Action item: Bring together all lines from the listing below that contain the string "productos".
Provided data Start Marker
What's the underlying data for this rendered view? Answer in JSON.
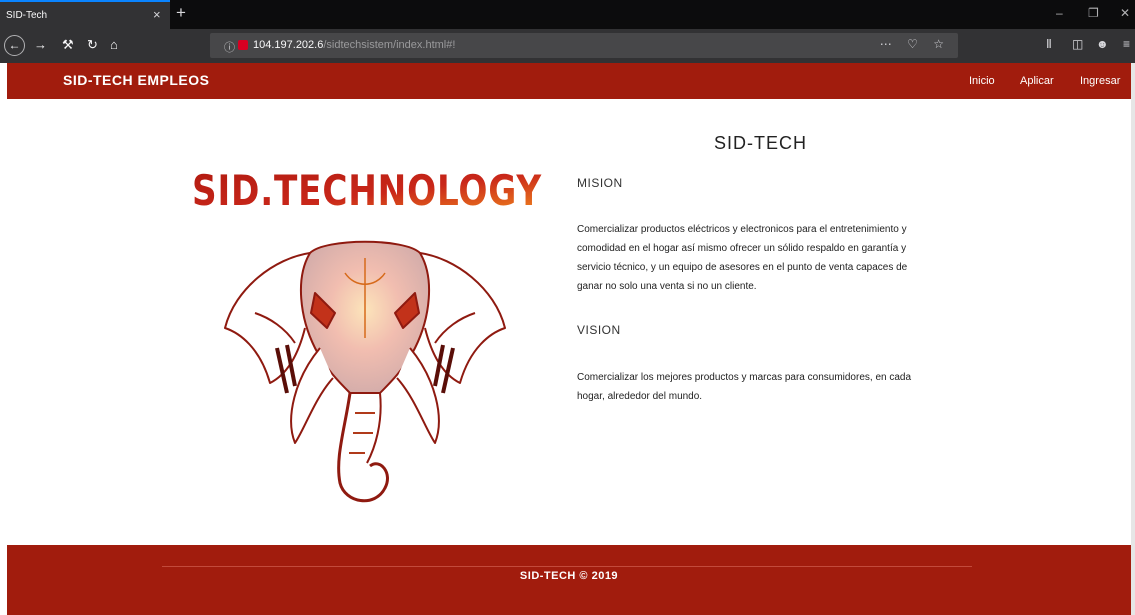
{
  "browser": {
    "tab_title": "SID-Tech",
    "tab_close": "×",
    "new_tab": "+",
    "url_main": "104.197.202.6",
    "url_path": "/sidtechsistem/index.html#!",
    "icons": [
      "back-icon",
      "forward-icon",
      "wrench-icon",
      "reload-icon",
      "home-icon",
      "info-icon",
      "lock-icon",
      "more-icon",
      "pocket-icon",
      "bookmark-star-icon",
      "library-icon",
      "sidebar-icon",
      "account-icon",
      "menu-icon",
      "minimize-icon",
      "restore-icon",
      "close-icon"
    ]
  },
  "header": {
    "brand": "SID-TECH EMPLEOS",
    "nav": [
      "Inicio",
      "Aplicar",
      "Ingresar"
    ]
  },
  "hero": {
    "logo_text": "SID.TECHNOLOGY",
    "title": "SID-TECH"
  },
  "mission": {
    "heading": "MISION",
    "lines": [
      "Comercializar productos eléctricos y electronicos para el entretenimiento y",
      "comodidad en el hogar así mismo ofrecer un sólido respaldo en garantía y",
      "servicio técnico, y un equipo de asesores en el punto de venta capaces de",
      "ganar no solo una venta si no un cliente."
    ]
  },
  "vision": {
    "heading": "VISION",
    "lines": [
      "Comercializar los mejores productos y marcas para consumidores, en cada",
      "hogar, alrededor del mundo."
    ]
  },
  "footer": {
    "text": "SID-TECH © 2019"
  },
  "colors": {
    "brand_red": "#a11c0d",
    "logo_red": "#b01a10",
    "logo_orange": "#f28a1e"
  }
}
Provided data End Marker
Task output:
      "Comercializar productos eléctricos y electronicos para el entretenimiento y",
      "Comercializar los mejores productos y marcas para consumidores, en cada",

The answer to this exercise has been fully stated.